Curve‐Matching Method for Quasi‐Unimolecular Reactions
View Description Hide DescriptionA graphical method is presented for evaluating the high‐pressure limiting rate, the low‐pressure limiting rate, and the parabolic exponent from data on quasi‐unimolecular reactions. A logarithmic plot of k _{1} against k _{2}, the apparent first‐order and second‐order rate constants, is matched against a family of theoretical curves. Computations for plotting the theoretical curves are tabulated. The technique is illustrated with data from the literature on cyclopropane and other cyclic molecules, nitrogen pentoxide, and nitrous oxide.

Destruction of Metastable Helium Atoms in Binary Collisions
View Description Hide DescriptionA calculation of the cross section for the reaction He′+He′=He+He^{+}+e (destruction of the metastable 2^{3} S state by ionization) has been performed by means of the perturbed stationary state method. The cross section obtained is of the order of magnitude 10^{—18} cm^{2} at room temperature and increases slowly with decreasing kinetic energy of the colliding particles. The magnitude of the cross section fits well with a tentative scheme which considers processes of the type A′+B=A+B ^{+}+e as being intermediate between true resonance collisions and nonresonance collisions. It disagrees by 4 orders of magnitude with experimental findings [A. V. Phelps and J. P. Molnar, Phys. Rev. 89, 1202 (1953)]. The reason for this discrepancy is not known.

Unimolecular Decomposition of Chemically Activated sec‐Butyl Radicals from H Atoms plus cis‐Butene‐2
View Description Hide DescriptionChemically activated sec‐butyl radicals have been produced at temperatures between —103° and 25°C by reaction of H atoms with cis‐butene‐2. H atoms were allowed to effuse through a molecular slit into a spherical reactor containing olefine at low pressure.

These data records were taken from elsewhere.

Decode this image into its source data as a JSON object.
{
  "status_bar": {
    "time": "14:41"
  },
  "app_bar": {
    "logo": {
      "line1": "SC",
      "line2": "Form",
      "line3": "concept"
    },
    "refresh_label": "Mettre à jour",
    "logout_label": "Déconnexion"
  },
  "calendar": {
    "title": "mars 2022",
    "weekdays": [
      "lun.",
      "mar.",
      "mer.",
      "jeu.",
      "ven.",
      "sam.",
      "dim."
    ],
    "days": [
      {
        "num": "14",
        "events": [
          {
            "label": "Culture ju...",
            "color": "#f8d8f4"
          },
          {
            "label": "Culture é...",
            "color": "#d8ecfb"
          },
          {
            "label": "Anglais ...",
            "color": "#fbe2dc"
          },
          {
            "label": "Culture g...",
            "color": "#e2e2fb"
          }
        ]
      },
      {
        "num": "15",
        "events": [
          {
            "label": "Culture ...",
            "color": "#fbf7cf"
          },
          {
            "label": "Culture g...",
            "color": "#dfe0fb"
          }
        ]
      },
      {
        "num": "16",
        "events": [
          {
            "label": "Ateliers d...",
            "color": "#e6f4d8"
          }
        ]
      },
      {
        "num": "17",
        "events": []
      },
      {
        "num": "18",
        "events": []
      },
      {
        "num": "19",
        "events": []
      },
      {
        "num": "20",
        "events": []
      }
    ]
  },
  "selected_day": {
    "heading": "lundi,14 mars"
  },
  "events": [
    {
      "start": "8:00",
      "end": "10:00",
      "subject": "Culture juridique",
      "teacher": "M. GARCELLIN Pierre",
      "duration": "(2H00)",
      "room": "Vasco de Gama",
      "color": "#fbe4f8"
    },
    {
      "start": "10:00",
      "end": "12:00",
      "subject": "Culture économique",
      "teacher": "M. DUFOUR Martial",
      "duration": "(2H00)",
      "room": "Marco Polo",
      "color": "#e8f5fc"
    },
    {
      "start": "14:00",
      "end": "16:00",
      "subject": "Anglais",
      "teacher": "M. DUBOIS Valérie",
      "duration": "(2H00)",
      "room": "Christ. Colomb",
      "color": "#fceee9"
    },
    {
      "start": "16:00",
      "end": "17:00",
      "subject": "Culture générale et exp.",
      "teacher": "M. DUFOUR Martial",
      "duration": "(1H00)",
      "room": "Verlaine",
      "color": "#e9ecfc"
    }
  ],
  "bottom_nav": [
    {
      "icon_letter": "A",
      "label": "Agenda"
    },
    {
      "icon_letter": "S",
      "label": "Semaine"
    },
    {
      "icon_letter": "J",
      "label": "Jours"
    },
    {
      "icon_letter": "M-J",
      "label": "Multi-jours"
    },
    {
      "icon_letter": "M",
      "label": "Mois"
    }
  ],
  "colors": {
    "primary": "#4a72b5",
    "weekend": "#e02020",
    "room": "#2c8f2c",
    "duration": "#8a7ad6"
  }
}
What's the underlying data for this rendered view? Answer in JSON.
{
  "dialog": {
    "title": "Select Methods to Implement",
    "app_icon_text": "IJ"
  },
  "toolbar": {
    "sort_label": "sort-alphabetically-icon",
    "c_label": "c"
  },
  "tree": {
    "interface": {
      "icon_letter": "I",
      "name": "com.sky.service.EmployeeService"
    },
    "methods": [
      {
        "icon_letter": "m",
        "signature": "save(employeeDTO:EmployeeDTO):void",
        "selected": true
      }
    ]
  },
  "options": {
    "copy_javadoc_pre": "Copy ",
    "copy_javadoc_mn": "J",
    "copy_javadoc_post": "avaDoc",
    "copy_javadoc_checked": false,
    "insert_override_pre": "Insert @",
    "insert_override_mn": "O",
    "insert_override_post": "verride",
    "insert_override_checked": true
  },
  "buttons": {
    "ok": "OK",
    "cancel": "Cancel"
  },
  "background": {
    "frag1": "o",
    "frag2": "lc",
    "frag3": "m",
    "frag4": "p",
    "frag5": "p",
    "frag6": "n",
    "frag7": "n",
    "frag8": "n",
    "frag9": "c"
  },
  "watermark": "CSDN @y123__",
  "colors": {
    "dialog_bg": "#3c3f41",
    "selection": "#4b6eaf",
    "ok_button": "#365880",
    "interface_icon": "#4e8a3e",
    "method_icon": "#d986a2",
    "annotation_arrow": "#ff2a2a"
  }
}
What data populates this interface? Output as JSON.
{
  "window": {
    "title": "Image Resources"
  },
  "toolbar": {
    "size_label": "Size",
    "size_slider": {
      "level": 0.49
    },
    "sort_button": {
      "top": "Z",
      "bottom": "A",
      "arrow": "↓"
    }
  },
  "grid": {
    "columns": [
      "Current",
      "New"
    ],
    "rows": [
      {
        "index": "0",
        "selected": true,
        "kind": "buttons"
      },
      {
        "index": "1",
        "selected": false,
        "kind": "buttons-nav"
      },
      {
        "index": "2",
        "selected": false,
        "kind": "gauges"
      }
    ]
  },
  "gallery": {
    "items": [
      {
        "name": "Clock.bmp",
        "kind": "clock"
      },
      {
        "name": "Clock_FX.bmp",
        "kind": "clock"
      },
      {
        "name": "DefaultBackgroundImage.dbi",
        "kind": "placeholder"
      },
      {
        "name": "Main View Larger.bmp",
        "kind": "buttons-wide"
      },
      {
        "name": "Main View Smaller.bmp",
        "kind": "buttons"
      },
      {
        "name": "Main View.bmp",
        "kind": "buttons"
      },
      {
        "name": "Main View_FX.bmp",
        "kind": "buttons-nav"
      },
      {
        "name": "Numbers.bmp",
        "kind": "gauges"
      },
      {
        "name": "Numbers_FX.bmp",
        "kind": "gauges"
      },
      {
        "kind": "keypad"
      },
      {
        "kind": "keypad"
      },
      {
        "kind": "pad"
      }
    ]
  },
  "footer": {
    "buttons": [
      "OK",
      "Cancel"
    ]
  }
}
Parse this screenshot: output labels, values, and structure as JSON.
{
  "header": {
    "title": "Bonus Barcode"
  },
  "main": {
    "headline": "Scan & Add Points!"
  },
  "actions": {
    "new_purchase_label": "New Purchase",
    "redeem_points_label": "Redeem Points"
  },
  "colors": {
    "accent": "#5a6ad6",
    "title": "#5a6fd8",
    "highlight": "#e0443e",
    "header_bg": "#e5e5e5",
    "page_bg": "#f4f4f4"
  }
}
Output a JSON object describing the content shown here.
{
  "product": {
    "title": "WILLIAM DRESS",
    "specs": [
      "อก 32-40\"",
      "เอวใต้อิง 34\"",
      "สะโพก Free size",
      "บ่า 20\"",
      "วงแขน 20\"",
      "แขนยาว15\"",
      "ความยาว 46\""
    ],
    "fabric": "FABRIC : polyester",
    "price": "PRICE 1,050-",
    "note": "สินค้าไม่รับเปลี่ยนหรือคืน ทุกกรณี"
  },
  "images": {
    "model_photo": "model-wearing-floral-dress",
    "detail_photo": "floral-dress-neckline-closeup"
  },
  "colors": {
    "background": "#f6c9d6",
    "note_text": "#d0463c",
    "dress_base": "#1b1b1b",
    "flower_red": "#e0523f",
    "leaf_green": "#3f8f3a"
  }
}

The system resembles the Polanyi diffusionflame, and some solutions for the radial distribution functions of the species involved are given. Disproportionation‐recombination ratios for sec‐butyl radicals, and for methyl plus butyl radicals, were measured as 0.94 and 0.30 respectively. The ratios of stabilization vs decomposition by C–C rupture for the energized butyl radicals were measured as a function of pressure and temperature. Hydrogen and helium were also used as inert gases. k_{a} the observed rate constant for decomposition is ∼10^{7} sec^{—1}. The energized butyl radicals are closely monoenergetic. The unimolecular decomposition behavior is compared with theory wherein expressions due to Marcus are employed. All vibrational degrees of freedom may be taken as active.

Mobility of Molecules in Liquids near the Glass Temperature
View Description Hide DescriptionA theory for the molecular motion in liquids is formulated. It treats the system as a series of molecular shells bound elastically to each other and to a central molecule. The vibrations of this system are analyzed approximately in an effort to find the probability that the central molecule will be left in a hole large enough so it can move to a new position. It is found that the jump frequency of the molecules obeys an equation of the form exp (—E/kT) at high temperatures but conforms to the WLF equation at low temperatures. The anomalous behavior of liquids near the glass temperature is shown to result from the fact that a great deal of cooperation among adjacent molecules must occur if a molecule is to move at low temperatures. The molecular parameters needed to fit the experimental data available are found to be of reasonable magnitude. The influence of various factors such as molecular size, weight and attraction are also discussed. It is concluded that the glass transition is similar in high and low molecular weight substances and is not a property peculiar to macromolecules.